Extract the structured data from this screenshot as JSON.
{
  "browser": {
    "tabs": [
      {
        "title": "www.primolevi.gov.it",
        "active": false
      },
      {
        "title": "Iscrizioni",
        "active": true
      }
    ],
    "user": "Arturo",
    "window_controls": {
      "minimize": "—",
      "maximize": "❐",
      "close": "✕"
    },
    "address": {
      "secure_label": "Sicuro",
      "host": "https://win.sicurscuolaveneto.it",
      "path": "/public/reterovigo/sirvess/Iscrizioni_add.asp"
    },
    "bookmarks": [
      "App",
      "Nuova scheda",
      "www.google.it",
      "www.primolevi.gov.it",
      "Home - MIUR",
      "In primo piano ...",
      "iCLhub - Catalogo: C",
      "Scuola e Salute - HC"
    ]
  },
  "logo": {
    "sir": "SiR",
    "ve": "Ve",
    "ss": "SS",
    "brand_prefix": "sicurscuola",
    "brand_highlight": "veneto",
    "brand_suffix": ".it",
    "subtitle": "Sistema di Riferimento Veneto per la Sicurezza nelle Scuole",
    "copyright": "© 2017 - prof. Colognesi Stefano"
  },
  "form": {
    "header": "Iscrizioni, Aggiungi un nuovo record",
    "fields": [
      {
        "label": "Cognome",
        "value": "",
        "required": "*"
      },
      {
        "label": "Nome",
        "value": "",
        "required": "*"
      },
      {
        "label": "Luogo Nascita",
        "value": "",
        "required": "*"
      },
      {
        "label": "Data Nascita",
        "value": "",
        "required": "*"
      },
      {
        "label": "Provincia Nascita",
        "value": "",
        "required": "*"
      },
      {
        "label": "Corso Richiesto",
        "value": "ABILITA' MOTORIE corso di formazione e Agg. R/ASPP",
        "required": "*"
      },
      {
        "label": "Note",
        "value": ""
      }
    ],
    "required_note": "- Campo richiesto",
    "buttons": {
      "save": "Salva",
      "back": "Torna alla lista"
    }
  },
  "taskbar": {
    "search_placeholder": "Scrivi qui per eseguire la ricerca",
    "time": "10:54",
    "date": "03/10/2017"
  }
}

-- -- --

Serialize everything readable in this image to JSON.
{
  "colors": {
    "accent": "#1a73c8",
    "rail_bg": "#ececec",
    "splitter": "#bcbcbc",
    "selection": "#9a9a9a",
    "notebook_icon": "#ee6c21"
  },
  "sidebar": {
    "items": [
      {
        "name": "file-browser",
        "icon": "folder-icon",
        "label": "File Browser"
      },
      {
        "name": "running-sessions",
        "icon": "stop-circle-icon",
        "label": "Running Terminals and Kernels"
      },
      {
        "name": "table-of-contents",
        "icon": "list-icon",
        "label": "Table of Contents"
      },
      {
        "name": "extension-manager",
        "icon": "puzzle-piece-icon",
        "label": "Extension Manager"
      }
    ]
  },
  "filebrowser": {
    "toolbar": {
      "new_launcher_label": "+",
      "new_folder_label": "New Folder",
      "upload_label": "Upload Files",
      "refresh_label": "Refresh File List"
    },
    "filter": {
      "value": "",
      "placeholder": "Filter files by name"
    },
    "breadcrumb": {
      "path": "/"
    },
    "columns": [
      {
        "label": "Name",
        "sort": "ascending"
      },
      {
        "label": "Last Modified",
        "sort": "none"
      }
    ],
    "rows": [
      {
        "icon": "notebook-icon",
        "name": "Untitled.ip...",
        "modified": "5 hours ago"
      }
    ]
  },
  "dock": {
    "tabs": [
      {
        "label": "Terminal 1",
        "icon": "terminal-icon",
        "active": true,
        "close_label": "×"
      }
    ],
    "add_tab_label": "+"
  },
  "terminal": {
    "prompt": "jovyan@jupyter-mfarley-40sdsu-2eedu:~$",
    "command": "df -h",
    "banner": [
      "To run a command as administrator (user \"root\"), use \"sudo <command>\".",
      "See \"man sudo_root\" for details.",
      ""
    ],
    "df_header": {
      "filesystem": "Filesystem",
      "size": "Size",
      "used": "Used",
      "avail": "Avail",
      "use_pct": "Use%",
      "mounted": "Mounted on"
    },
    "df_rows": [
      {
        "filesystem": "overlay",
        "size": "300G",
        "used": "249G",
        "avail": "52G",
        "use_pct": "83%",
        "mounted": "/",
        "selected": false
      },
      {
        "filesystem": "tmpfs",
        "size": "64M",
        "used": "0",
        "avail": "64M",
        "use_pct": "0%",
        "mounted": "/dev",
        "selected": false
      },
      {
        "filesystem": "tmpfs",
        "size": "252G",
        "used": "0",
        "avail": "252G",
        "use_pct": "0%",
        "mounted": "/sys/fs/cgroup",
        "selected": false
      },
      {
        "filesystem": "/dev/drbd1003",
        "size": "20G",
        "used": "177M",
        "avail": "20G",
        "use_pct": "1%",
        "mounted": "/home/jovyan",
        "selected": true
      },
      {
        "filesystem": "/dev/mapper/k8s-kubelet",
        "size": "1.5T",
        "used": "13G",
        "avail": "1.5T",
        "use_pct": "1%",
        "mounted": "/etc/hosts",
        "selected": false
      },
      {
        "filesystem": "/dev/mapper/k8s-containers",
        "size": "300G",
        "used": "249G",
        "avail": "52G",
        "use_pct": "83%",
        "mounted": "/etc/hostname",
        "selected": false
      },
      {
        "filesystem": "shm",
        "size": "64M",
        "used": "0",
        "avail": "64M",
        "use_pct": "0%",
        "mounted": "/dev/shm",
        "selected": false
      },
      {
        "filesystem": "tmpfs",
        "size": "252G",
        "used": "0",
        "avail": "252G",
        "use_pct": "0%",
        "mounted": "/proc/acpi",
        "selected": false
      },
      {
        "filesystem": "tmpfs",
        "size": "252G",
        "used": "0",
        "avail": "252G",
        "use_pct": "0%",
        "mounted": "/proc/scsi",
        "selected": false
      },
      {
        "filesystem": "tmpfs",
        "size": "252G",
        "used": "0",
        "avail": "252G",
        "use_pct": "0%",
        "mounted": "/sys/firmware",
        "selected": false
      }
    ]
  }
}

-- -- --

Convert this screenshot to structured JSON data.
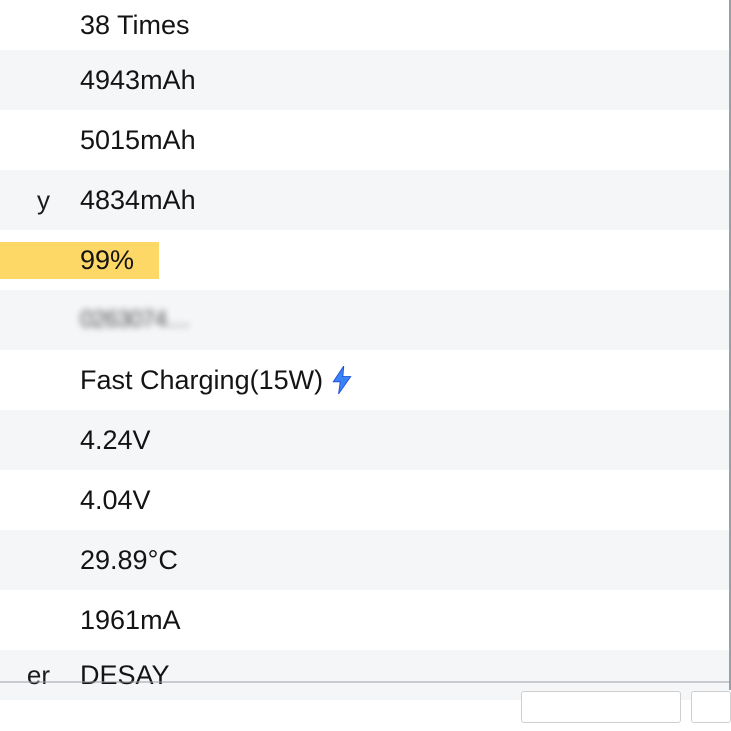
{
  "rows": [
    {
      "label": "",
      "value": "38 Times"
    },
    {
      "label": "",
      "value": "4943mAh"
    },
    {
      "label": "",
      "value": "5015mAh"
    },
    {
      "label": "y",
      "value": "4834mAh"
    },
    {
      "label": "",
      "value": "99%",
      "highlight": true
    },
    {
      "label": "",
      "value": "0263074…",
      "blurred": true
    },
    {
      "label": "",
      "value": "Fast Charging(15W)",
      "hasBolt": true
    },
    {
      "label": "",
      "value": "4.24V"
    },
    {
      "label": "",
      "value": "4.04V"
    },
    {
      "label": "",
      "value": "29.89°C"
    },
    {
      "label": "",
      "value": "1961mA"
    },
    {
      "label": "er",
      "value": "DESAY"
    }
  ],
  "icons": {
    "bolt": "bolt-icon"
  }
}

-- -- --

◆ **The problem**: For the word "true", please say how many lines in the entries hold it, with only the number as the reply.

◆ **Written answer**: 6